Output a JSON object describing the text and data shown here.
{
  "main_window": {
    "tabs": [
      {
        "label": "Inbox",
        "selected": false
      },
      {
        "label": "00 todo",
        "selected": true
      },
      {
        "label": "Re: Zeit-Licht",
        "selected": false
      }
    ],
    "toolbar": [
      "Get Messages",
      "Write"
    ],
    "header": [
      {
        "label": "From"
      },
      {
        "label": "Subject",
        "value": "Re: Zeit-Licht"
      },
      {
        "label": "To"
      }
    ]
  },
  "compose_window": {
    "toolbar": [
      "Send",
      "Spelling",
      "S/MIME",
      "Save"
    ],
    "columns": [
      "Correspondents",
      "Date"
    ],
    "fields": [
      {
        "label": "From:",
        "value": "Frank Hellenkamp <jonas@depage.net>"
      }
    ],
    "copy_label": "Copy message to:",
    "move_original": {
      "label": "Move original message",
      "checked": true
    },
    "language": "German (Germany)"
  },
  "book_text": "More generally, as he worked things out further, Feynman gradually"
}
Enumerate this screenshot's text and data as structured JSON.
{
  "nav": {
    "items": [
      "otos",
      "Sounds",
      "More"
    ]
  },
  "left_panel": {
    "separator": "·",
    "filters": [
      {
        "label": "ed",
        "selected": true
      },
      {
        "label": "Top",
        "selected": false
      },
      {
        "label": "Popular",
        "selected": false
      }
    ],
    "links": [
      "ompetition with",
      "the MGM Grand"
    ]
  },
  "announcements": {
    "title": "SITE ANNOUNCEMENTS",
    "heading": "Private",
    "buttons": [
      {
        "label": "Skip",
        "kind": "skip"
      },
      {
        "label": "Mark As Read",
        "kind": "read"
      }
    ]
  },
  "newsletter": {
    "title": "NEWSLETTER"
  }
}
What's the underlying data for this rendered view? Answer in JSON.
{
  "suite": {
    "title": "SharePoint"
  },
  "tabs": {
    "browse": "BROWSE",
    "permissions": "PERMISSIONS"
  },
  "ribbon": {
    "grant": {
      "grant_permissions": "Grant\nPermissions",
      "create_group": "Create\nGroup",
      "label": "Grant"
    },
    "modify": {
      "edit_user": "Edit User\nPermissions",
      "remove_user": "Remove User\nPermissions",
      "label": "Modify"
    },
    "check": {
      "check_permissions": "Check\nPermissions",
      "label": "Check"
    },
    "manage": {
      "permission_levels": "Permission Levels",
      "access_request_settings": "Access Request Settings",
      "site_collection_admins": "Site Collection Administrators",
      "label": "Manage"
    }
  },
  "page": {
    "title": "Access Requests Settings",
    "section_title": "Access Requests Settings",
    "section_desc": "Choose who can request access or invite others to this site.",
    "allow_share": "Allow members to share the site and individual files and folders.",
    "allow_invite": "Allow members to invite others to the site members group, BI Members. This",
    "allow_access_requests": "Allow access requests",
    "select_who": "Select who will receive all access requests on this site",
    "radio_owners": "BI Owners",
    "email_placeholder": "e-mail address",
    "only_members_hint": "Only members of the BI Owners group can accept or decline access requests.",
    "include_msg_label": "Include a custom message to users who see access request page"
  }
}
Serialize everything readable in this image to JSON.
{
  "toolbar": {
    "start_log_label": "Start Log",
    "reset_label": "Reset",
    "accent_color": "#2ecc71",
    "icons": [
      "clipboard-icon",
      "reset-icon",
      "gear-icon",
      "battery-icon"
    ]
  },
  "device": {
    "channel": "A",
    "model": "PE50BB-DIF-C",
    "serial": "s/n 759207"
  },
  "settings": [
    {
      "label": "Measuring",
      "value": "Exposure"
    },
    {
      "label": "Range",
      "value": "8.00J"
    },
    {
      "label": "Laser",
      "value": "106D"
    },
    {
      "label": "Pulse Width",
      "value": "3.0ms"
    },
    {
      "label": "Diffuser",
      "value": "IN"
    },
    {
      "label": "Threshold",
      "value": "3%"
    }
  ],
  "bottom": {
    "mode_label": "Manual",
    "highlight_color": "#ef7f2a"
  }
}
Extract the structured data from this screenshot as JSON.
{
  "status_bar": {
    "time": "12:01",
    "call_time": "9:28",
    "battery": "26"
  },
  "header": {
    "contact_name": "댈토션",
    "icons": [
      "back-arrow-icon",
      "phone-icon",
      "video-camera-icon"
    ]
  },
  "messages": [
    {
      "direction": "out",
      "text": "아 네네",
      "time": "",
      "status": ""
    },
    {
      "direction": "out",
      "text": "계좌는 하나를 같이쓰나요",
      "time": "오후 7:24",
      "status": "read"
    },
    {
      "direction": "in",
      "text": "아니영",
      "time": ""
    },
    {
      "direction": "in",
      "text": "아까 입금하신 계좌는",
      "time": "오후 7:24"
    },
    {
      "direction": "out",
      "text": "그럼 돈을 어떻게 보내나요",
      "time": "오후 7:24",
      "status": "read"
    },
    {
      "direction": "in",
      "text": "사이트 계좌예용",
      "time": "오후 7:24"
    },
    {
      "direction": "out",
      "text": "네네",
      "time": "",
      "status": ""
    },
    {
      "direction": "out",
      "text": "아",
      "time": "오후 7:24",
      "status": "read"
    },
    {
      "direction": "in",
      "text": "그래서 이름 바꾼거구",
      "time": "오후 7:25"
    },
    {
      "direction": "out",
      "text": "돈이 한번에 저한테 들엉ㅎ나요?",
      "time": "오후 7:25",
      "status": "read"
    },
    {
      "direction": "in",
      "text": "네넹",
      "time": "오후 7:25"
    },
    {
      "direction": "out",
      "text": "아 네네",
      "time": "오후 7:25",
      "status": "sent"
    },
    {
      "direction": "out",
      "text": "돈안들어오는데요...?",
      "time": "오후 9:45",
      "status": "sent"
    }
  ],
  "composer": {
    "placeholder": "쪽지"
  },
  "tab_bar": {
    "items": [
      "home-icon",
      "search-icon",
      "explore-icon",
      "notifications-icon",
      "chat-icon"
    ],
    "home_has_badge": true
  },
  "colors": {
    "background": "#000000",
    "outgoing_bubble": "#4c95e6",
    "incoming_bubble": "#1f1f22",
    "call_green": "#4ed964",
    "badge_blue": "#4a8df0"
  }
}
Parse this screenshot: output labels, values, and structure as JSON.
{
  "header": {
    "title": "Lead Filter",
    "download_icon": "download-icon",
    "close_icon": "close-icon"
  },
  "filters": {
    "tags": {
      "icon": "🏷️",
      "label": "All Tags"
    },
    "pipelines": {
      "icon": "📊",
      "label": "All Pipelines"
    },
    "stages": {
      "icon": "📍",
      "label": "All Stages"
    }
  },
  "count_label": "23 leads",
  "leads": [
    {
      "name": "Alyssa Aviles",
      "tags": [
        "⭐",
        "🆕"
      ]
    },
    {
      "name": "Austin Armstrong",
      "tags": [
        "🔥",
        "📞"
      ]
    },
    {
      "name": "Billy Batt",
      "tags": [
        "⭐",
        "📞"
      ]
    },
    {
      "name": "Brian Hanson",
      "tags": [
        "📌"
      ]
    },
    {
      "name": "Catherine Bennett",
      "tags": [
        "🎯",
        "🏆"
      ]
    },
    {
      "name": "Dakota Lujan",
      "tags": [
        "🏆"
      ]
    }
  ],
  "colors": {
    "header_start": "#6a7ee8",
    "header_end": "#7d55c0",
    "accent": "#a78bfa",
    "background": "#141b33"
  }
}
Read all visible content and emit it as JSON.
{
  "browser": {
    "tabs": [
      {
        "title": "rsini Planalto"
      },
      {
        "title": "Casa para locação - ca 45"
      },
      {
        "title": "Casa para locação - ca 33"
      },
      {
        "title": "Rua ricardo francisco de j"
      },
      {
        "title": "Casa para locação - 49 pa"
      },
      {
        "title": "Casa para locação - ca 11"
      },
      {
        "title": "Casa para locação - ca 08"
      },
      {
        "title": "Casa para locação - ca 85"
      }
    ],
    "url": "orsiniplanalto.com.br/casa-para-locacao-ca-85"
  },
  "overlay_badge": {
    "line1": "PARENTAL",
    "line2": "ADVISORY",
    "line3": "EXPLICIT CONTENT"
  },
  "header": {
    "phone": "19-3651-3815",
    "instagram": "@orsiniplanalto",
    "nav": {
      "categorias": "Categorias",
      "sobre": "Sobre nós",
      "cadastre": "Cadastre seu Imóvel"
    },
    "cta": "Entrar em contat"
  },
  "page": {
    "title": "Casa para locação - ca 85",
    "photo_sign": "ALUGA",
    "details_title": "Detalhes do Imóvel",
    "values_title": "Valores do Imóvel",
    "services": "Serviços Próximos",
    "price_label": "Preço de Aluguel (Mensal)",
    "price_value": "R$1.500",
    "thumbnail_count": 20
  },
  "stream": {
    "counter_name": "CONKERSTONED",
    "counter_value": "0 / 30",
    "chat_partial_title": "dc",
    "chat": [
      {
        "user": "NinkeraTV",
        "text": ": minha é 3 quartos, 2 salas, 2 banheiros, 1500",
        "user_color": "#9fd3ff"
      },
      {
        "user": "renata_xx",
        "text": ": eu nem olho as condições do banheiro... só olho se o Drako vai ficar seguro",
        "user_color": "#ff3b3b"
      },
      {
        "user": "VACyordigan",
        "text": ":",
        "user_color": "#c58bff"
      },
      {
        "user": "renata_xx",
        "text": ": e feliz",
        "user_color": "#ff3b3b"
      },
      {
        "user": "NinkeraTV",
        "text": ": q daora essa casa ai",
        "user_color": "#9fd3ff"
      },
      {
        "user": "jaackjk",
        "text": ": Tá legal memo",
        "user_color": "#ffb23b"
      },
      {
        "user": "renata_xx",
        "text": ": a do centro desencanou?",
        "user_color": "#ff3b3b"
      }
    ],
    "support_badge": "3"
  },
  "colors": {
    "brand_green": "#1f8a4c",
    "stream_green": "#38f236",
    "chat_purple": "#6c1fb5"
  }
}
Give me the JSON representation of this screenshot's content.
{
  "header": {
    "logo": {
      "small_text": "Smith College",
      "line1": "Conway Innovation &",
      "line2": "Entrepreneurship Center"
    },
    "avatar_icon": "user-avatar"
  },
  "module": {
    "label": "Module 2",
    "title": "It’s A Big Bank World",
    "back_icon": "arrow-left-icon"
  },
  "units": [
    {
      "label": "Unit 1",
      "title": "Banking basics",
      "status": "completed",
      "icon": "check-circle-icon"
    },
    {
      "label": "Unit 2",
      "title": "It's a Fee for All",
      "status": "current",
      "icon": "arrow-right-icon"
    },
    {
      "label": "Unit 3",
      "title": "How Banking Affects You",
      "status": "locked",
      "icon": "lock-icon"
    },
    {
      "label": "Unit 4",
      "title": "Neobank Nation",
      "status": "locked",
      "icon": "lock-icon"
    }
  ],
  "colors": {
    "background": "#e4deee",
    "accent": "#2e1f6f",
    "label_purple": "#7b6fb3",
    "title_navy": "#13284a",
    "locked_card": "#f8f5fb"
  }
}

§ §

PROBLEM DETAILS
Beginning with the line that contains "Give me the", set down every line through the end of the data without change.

WRITTEN SOLUTION
Give me the JSON representation of this screenshot's content.
{
  "header": {
    "logo": {
      "small_text": "Smith College",
      "line1": "Conway Innovation &",
      "line2": "Entrepreneurship Center"
    },
    "avatar_icon": "user-avatar"
  },
  "module": {
    "label": "Module 2",
    "title": "It’s A Big Bank World",
    "back_icon": "arrow-left-icon"
  },
  "units": [
    {
      "label": "Unit 1",
      "title": "Banking basics",
      "status": "completed",
      "icon": "check-circle-icon"
    },
    {
      "label": "Unit 2",
      "title": "It's a Fee for All",
      "status": "current",
      "icon": "arrow-right-icon"
    },
    {
      "label": "Unit 3",
      "title": "How Banking Affects You",
      "status": "locked",
      "icon": "lock-icon"
    },
    {
      "label": "Unit 4",
      "title": "Neobank Nation",
      "status": "locked",
      "icon": "lock-icon"
    }
  ],
  "colors": {
    "background": "#e4deee",
    "accent": "#2e1f6f",
    "label_purple": "#7b6fb3",
    "title_navy": "#13284a",
    "locked_card": "#f8f5fb"
  }
}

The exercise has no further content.